» **Task objective**: The following entries are to be repeated exactly, and the pictures are to be left behind.

» **Available data**:
= = = = =

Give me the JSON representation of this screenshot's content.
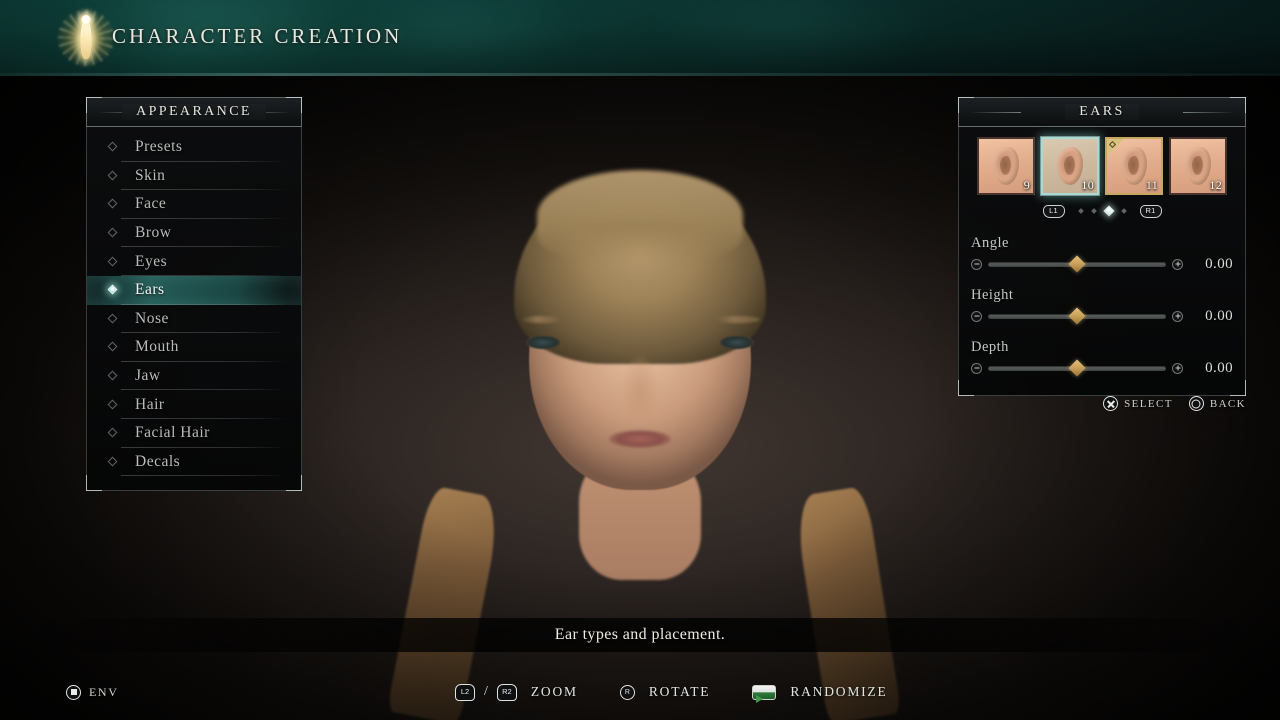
{
  "header": {
    "title": "CHARACTER CREATION",
    "logo_icon": "glowing-figure-icon"
  },
  "sidebar": {
    "title": "APPEARANCE",
    "items": [
      {
        "label": "Presets",
        "selected": false
      },
      {
        "label": "Skin",
        "selected": false
      },
      {
        "label": "Face",
        "selected": false
      },
      {
        "label": "Brow",
        "selected": false
      },
      {
        "label": "Eyes",
        "selected": false
      },
      {
        "label": "Ears",
        "selected": true
      },
      {
        "label": "Nose",
        "selected": false
      },
      {
        "label": "Mouth",
        "selected": false
      },
      {
        "label": "Jaw",
        "selected": false
      },
      {
        "label": "Hair",
        "selected": false
      },
      {
        "label": "Facial Hair",
        "selected": false
      },
      {
        "label": "Decals",
        "selected": false
      }
    ]
  },
  "options_panel": {
    "title": "EARS",
    "thumbnails": [
      {
        "number": "9",
        "selected": false,
        "equipped": false
      },
      {
        "number": "10",
        "selected": true,
        "equipped": false
      },
      {
        "number": "11",
        "selected": false,
        "equipped": true
      },
      {
        "number": "12",
        "selected": false,
        "equipped": false
      }
    ],
    "pager": {
      "prev_button": "L1",
      "next_button": "R1",
      "total_pages": 4,
      "active_page": 3
    },
    "sliders": [
      {
        "label": "Angle",
        "value": "0.00",
        "position_pct": 50
      },
      {
        "label": "Height",
        "value": "0.00",
        "position_pct": 50
      },
      {
        "label": "Depth",
        "value": "0.00",
        "position_pct": 50
      }
    ],
    "prompts": [
      {
        "glyph": "cross-button-icon",
        "label": "SELECT"
      },
      {
        "glyph": "circle-button-icon",
        "label": "BACK"
      }
    ]
  },
  "tooltip": {
    "text": "Ear types and placement."
  },
  "bottom_bar": {
    "env": {
      "glyph": "options-button-icon",
      "label": "ENV"
    },
    "actions": [
      {
        "glyph": "l2-r2-trigger-icon",
        "left": "L2",
        "right": "R2",
        "label": "ZOOM"
      },
      {
        "glyph": "r3-stick-icon",
        "label": "ROTATE"
      },
      {
        "glyph": "touchpad-icon",
        "label": "RANDOMIZE"
      }
    ]
  },
  "colors": {
    "accent_teal": "#6fd6c8",
    "accent_gold": "#c9a05a",
    "banner_green": "#0d3b37",
    "text_primary": "#e9e6de"
  }
}
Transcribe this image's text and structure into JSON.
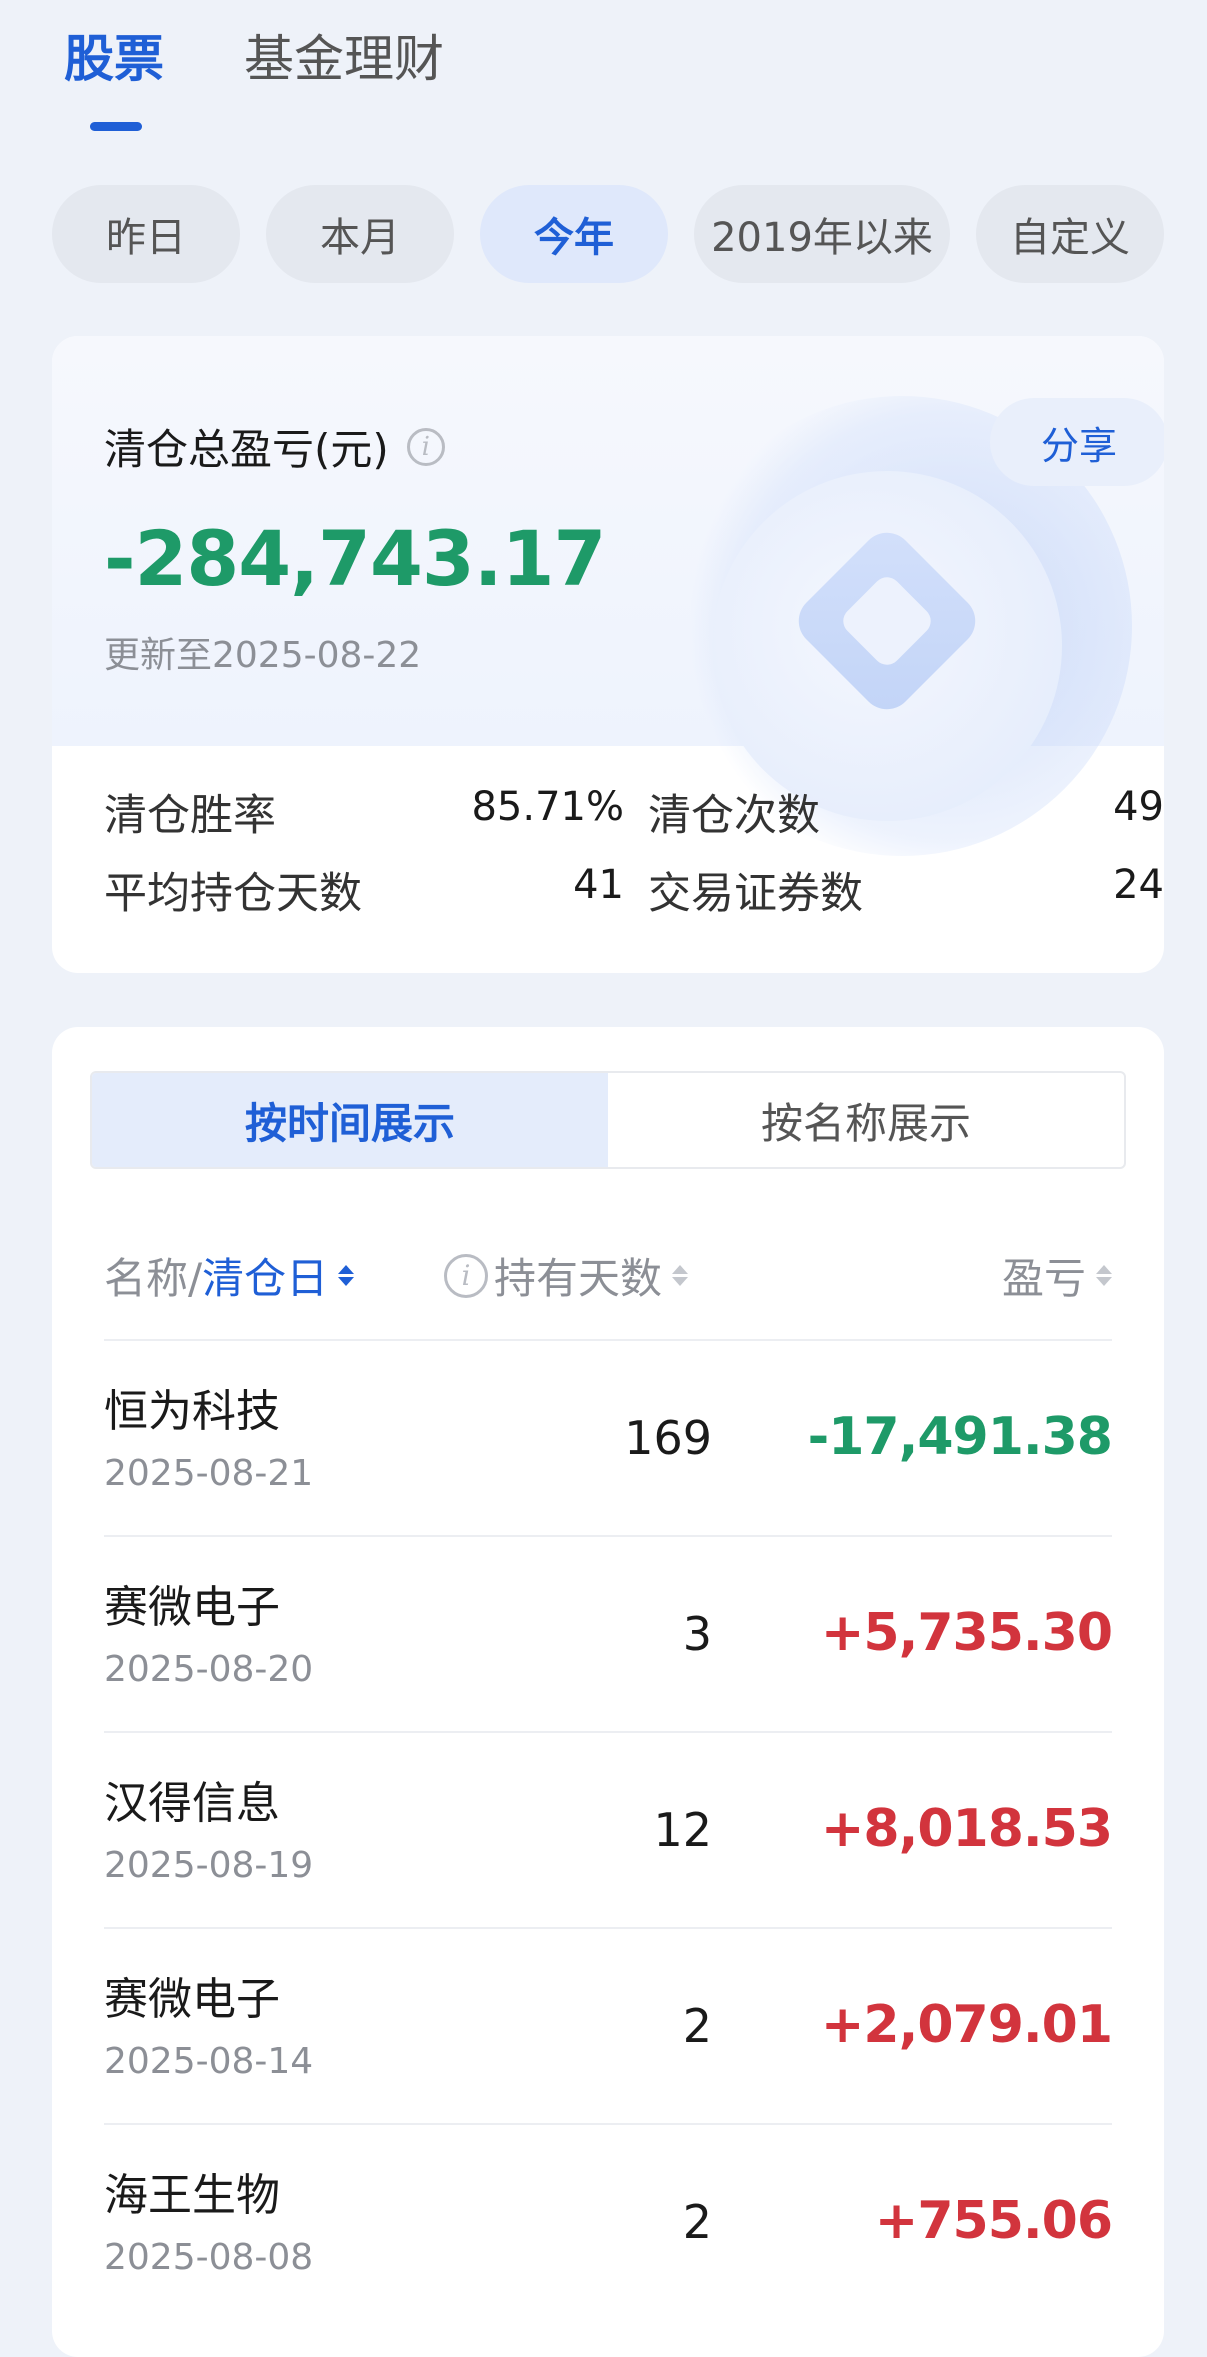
{
  "top_tabs": [
    {
      "label": "股票",
      "active": true
    },
    {
      "label": "基金理财",
      "active": false
    }
  ],
  "periods": [
    {
      "label": "昨日",
      "active": false
    },
    {
      "label": "本月",
      "active": false
    },
    {
      "label": "今年",
      "active": true
    },
    {
      "label": "2019年以来",
      "active": false
    },
    {
      "label": "自定义",
      "active": false
    }
  ],
  "summary": {
    "title": "清仓总盈亏(元)",
    "share_label": "分享",
    "total_value": "-284,743.17",
    "update_text": "更新至2025-08-22",
    "stats": [
      {
        "label": "清仓胜率",
        "value": "85.71%"
      },
      {
        "label": "清仓次数",
        "value": "49"
      },
      {
        "label": "平均持仓天数",
        "value": "41"
      },
      {
        "label": "交易证券数",
        "value": "24"
      }
    ]
  },
  "view_toggle": [
    {
      "label": "按时间展示",
      "active": true
    },
    {
      "label": "按名称展示",
      "active": false
    }
  ],
  "columns": {
    "name_part": "名称/",
    "date_part": "清仓日",
    "days": "持有天数",
    "pnl": "盈亏"
  },
  "rows": [
    {
      "name": "恒为科技",
      "date": "2025-08-21",
      "days": "169",
      "pnl": "-17,491.38",
      "sign": "neg"
    },
    {
      "name": "赛微电子",
      "date": "2025-08-20",
      "days": "3",
      "pnl": "+5,735.30",
      "sign": "pos"
    },
    {
      "name": "汉得信息",
      "date": "2025-08-19",
      "days": "12",
      "pnl": "+8,018.53",
      "sign": "pos"
    },
    {
      "name": "赛微电子",
      "date": "2025-08-14",
      "days": "2",
      "pnl": "+2,079.01",
      "sign": "pos"
    },
    {
      "name": "海王生物",
      "date": "2025-08-08",
      "days": "2",
      "pnl": "+755.06",
      "sign": "pos"
    }
  ],
  "colors": {
    "accent": "#1f5fd6",
    "loss": "#1e9a68",
    "gain": "#d2343d"
  }
}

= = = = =

» **The answer**:
Give me the JSON representation of this screenshot's content.
{
  "header": {
    "title": "CHARACTER CREATION",
    "logo_icon": "glowing-figure-icon"
  },
  "sidebar": {
    "title": "APPEARANCE",
    "items": [
      {
        "label": "Presets",
        "selected": false
      },
      {
        "label": "Skin",
        "selected": false
      },
      {
        "label": "Face",
        "selected": false
      },
      {
        "label": "Brow",
        "selected": false
      },
      {
        "label": "Eyes",
        "selected": false
      },
      {
        "label": "Ears",
        "selected": true
      },
      {
        "label": "Nose",
        "selected": false
      },
      {
        "label": "Mouth",
        "selected": false
      },
      {
        "label": "Jaw",
        "selected": false
      },
      {
        "label": "Hair",
        "selected": false
      },
      {
        "label": "Facial Hair",
        "selected": false
      },
      {
        "label": "Decals",
        "selected": false
      }
    ]
  },
  "options_panel": {
    "title": "EARS",
    "thumbnails": [
      {
        "number": "9",
        "selected": false,
        "equipped": false
      },
      {
        "number": "10",
        "selected": true,
        "equipped": false
      },
      {
        "number": "11",
        "selected": false,
        "equipped": true
      },
      {
        "number": "12",
        "selected": false,
        "equipped": false
      }
    ],
    "pager": {
      "prev_button": "L1",
      "next_button": "R1",
      "total_pages": 4,
      "active_page": 3
    },
    "sliders": [
      {
        "label": "Angle",
        "value": "0.00",
        "position_pct": 50
      },
      {
        "label": "Height",
        "value": "0.00",
        "position_pct": 50
      },
      {
        "label": "Depth",
        "value": "0.00",
        "position_pct": 50
      }
    ],
    "prompts": [
      {
        "glyph": "cross-button-icon",
        "label": "SELECT"
      },
      {
        "glyph": "circle-button-icon",
        "label": "BACK"
      }
    ]
  },
  "tooltip": {
    "text": "Ear types and placement."
  },
  "bottom_bar": {
    "env": {
      "glyph": "options-button-icon",
      "label": "ENV"
    },
    "actions": [
      {
        "glyph": "l2-r2-trigger-icon",
        "left": "L2",
        "right": "R2",
        "label": "ZOOM"
      },
      {
        "glyph": "r3-stick-icon",
        "label": "ROTATE"
      },
      {
        "glyph": "touchpad-icon",
        "label": "RANDOMIZE"
      }
    ]
  },
  "colors": {
    "accent_teal": "#6fd6c8",
    "accent_gold": "#c9a05a",
    "banner_green": "#0d3b37",
    "text_primary": "#e9e6de"
  }
}
Transcribe this image's text and structure into JSON.
{
  "top_tabs": [
    {
      "label": "股票",
      "active": true
    },
    {
      "label": "基金理财",
      "active": false
    }
  ],
  "periods": [
    {
      "label": "昨日",
      "active": false
    },
    {
      "label": "本月",
      "active": false
    },
    {
      "label": "今年",
      "active": true
    },
    {
      "label": "2019年以来",
      "active": false
    },
    {
      "label": "自定义",
      "active": false
    }
  ],
  "summary": {
    "title": "清仓总盈亏(元)",
    "share_label": "分享",
    "total_value": "-284,743.17",
    "update_text": "更新至2025-08-22",
    "stats": [
      {
        "label": "清仓胜率",
        "value": "85.71%"
      },
      {
        "label": "清仓次数",
        "value": "49"
      },
      {
        "label": "平均持仓天数",
        "value": "41"
      },
      {
        "label": "交易证券数",
        "value": "24"
      }
    ]
  },
  "view_toggle": [
    {
      "label": "按时间展示",
      "active": true
    },
    {
      "label": "按名称展示",
      "active": false
    }
  ],
  "columns": {
    "name_part": "名称/",
    "date_part": "清仓日",
    "days": "持有天数",
    "pnl": "盈亏"
  },
  "rows": [
    {
      "name": "恒为科技",
      "date": "2025-08-21",
      "days": "169",
      "pnl": "-17,491.38",
      "sign": "neg"
    },
    {
      "name": "赛微电子",
      "date": "2025-08-20",
      "days": "3",
      "pnl": "+5,735.30",
      "sign": "pos"
    },
    {
      "name": "汉得信息",
      "date": "2025-08-19",
      "days": "12",
      "pnl": "+8,018.53",
      "sign": "pos"
    },
    {
      "name": "赛微电子",
      "date": "2025-08-14",
      "days": "2",
      "pnl": "+2,079.01",
      "sign": "pos"
    },
    {
      "name": "海王生物",
      "date": "2025-08-08",
      "days": "2",
      "pnl": "+755.06",
      "sign": "pos"
    }
  ],
  "colors": {
    "accent": "#1f5fd6",
    "loss": "#1e9a68",
    "gain": "#d2343d"
  }
}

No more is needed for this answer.